“They love a bit of rhetoric, don’t they? We need a bit more robust rhetoric in our politics, I’m very much in favour of that. You’ll be getting that from me, and I absolutely stand by those comments. It’s rhetoric, of course. I don’t literally want to smash Theresa May back, just to be clear. I’m not advocating violence in any way, shape or form.”

Your mole dug around to see whether this is a common phrase, but all it could find was “set back on one’s heels”, which simply means to be shocked by something. Nothing to do with “smashing”, and anyway, Smith, or somebody on his team, should be aware that invoking May’s “heels” is lazy sexism at best, and calling on your party to “smash” a woman (particularly when you’ve been in trouble for comments about violence against women before – see below) is more than casual misogyny.

Arguing that misogyny in Labour didn’t exist before Jeremy Corbyn

Smith recently told BBC News that the party’s nastier side only appeared nine months ago:

“I think Jeremy should take a little more responsibility for what’s going on in the Labour party. After all, we didn’t have this sort of abuse and intolerance, misogyny, antisemitism in the Labour party before Jeremy Corbyn became the leader.”

Luckily for Smith, he had never experienced misogyny in his party until the moment it became politically useful to him… Or perhaps, not being the prime target, he simply wasn’t paying enough attention before then?
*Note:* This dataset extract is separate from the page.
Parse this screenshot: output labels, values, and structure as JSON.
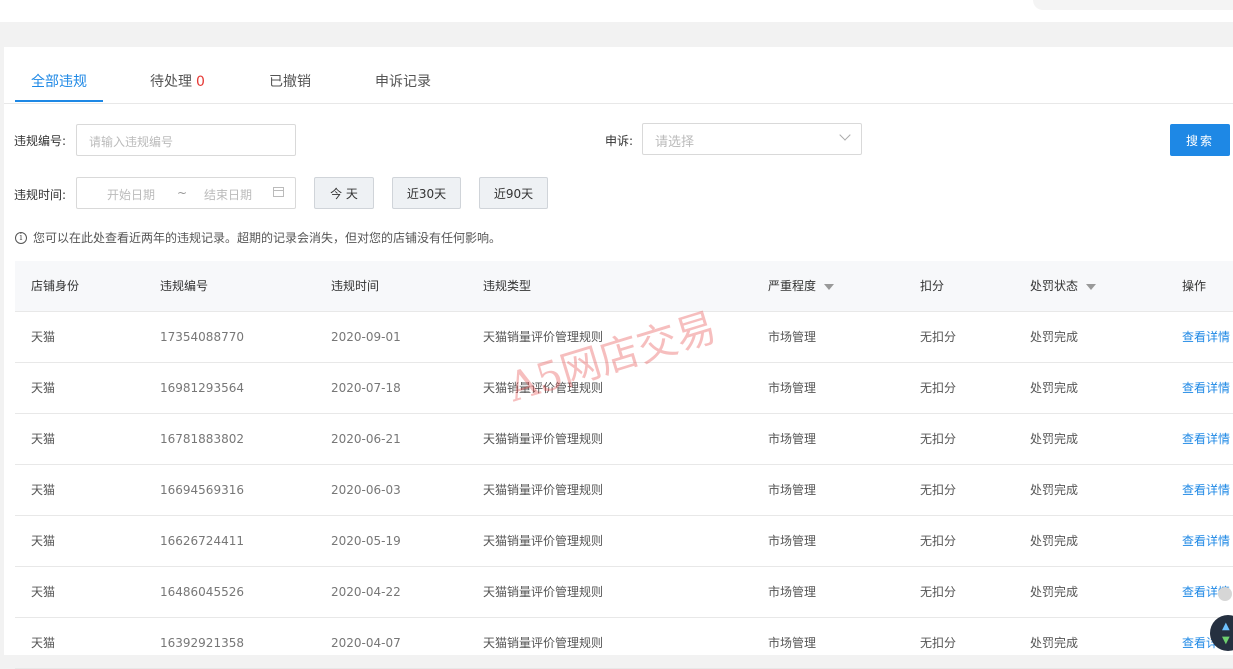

2015

Telling Leanne Wood she was only invited on TV because of her “gender”

Before a general election TV debate for ITV Wales last year, Smith was caught on camera telling the Plaid Cymru leader that she only appeared on Question Time because she is a woman:

Wood: “Have you ever done Question Time, Owen?”

Smith: “Nope, they keep putting you on instead.”

Wood: “I think with party balance there’d be other people they’d be putting on instead of you, wouldn’t they, rather than me?”

Smith: “I think it helps. I think your gender helps as well.”

Wood: “Yeah.”

2010

Comparing the Lib Dems’ experience of coalition to domestic violence

In a tasteless analogy, Smith wrote this for WalesHome in the first year of the Tory/Lib Dem coalition:

“The Lib Dem dowry of a maybe-referendum on AV [the alternative vote system] will seem neither adequate reward nor sufficient defence when the Tories confess their taste for domestic violence on our schools, hospitals and welfare provision.

“Surely, the Liberals will file for divorce as soon as the bruises start to show through the make-up?”

But never fear! He did eventually issue a non-apology for his offensive comments, with the classic use of “if”:

“I apologise if anyone has been offended by the metaphorical reference in this article, which I will now be editing. The reference was in a phrase describing today's Tory and Liberal cuts to domestic spending on schools and welfare as metaphorical ‘domestic violence’.”

***

A one-off sexist gaffe is bad enough in a wannabe future Labour leader. But your mole sniffs a worrying pattern in this list that suggests Smith doesn’t have a huge amount of respect for women, when it comes to political rhetoric at least. And it won’t do him any electoral favours either – it makes his condemnation of Corbynite nastiness ring rather hollow.

I'm a mole, innit.